I also hope your finger heals soon, without needing a radical pinkiectomy!

Deborah Walker said...

Yes. Fiction isn't like real life most of the time. There's more meaning in fiction. (Although not in my novel, but I'm getting there.)

Grumpy Bulldog, March Madman said...

Maybe you should go to the hospital and ask them to amputate. I mean it's just the pinky, right? Not much you need to do with that.

What you see with larger players in the NBA is that most struggle with injuries. You look at Yao Ming or Greg Oden for recent examples of guys who were big but their legs especially can't handle all that jumping and running.

BTW, a good book about a giant like this is "The Giant's House" by Elizabeth McCracken.

Get better soon!

Tonja said...

Great post. Not sure how you typed it. Hope your hand gets better quickly.

I had a karate accident eight years ago. A really huge eleven year old (6 foot tall, seriously) kicked me in the thumb - it was my fault but I thought he was going to cry, he was such a sweet kid. It still hurts and doesn't move like the other. Didn't die from it though, so that's something.

Matthew MacNish said...

Here's hoping that you don't die of your injury.

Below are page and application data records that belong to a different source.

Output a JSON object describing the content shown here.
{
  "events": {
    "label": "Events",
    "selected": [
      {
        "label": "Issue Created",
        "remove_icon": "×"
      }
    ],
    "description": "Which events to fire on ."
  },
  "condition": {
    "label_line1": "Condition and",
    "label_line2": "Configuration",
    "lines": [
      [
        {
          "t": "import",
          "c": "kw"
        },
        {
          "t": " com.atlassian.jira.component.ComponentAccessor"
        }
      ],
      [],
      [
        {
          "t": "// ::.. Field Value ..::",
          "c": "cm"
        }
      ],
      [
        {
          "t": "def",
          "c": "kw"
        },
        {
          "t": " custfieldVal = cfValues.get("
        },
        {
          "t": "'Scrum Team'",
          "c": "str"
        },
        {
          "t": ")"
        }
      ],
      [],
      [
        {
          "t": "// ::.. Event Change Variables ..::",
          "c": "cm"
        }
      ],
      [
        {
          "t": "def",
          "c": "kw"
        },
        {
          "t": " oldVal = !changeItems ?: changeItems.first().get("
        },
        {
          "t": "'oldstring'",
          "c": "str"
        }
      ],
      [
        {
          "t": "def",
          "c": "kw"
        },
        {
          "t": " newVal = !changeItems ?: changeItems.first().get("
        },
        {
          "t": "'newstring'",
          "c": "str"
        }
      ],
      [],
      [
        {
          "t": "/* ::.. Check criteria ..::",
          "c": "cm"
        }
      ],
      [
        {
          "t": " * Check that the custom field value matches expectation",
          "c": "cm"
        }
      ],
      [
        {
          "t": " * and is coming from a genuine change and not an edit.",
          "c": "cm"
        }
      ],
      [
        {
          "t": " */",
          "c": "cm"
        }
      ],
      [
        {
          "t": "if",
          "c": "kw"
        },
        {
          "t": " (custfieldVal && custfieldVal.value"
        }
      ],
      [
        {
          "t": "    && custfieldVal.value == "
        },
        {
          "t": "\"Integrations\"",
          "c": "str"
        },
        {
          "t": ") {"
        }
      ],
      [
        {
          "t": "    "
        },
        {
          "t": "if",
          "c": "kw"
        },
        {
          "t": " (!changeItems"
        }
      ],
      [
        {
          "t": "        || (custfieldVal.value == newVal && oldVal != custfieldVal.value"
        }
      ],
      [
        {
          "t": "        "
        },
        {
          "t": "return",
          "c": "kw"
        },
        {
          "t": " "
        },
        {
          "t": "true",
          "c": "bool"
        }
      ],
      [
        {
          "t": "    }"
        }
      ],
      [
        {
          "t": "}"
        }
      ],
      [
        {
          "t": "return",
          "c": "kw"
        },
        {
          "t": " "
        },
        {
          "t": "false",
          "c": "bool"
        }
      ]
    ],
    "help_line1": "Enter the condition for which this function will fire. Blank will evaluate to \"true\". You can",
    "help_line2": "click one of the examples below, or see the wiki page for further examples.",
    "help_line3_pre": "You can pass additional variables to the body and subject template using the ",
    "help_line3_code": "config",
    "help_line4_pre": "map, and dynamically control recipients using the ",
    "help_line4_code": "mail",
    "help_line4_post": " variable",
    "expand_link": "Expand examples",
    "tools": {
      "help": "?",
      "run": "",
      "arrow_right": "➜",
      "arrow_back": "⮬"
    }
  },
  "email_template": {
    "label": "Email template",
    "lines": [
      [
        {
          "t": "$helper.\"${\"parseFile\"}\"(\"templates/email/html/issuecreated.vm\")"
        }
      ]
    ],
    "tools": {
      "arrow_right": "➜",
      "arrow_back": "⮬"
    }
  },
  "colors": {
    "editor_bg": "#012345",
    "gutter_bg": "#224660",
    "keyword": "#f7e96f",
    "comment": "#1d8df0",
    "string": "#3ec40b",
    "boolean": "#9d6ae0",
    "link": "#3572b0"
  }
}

And I could be wrong, but is the human race not growing larger and larger as we evolve over the centuries? Or is that just a theory?

Andrew Leon said...

It makes me wonder how much of his lack of strength was actually due to the fact that he was still growing. Basically, all of the food he was eating was going to fuel his growth, and he couldn't build any muscle mass. Maybe, if he had lived long enough to actually stop gaining height, he would have been able to put on some muscle and not have had so many issues.

Sorry about your finger. :(

Jay Noel said...

Studies show that people (particularly men) taller than 6'2" live shorter because their hearts give out sooner. Have to work harder to circulate all that blood.

Dude, that sucks about your finger. I had my pinkie shut in a door, and it remained various shades of black/brown for months.

Just be thankful you're not a bass guitarist.

julie fedderson said...

What's a shame is now there are medications that can be used to treat that condition (I believe he had acromegaly). Staph is a terrible beast, would have kicked Saruman's ass in a heartbeat.

Unsolicited medical advice that may make your pinky better if you dare--if there is blood under the nail, take a paper clip, super heat the end over a lighter and then push it against the nail into the center of the blood just until it breaks through--will relieve the pressure and let the hematoma out. Do at your own risk ;)

M Pax said...

I was 17 when I started college, too. I'm sure I'm much smaller than you. I'm the shortest person in my family.

Ouch, that sounds painful. Hope you heal up quick.

Cindy said...

First the cold and now this...I hope nothing else happens.

This post reminds me of Andre the Giant, I just looked up and he lived to be 46. They consider that long for someone with this disorder.

Michael Offutt, Tebow Cult Initiate said...

Sad. I guess I've always wanted to be taller. But I wouldn't have wanted it to be like this guy. He died too young. Poor guy.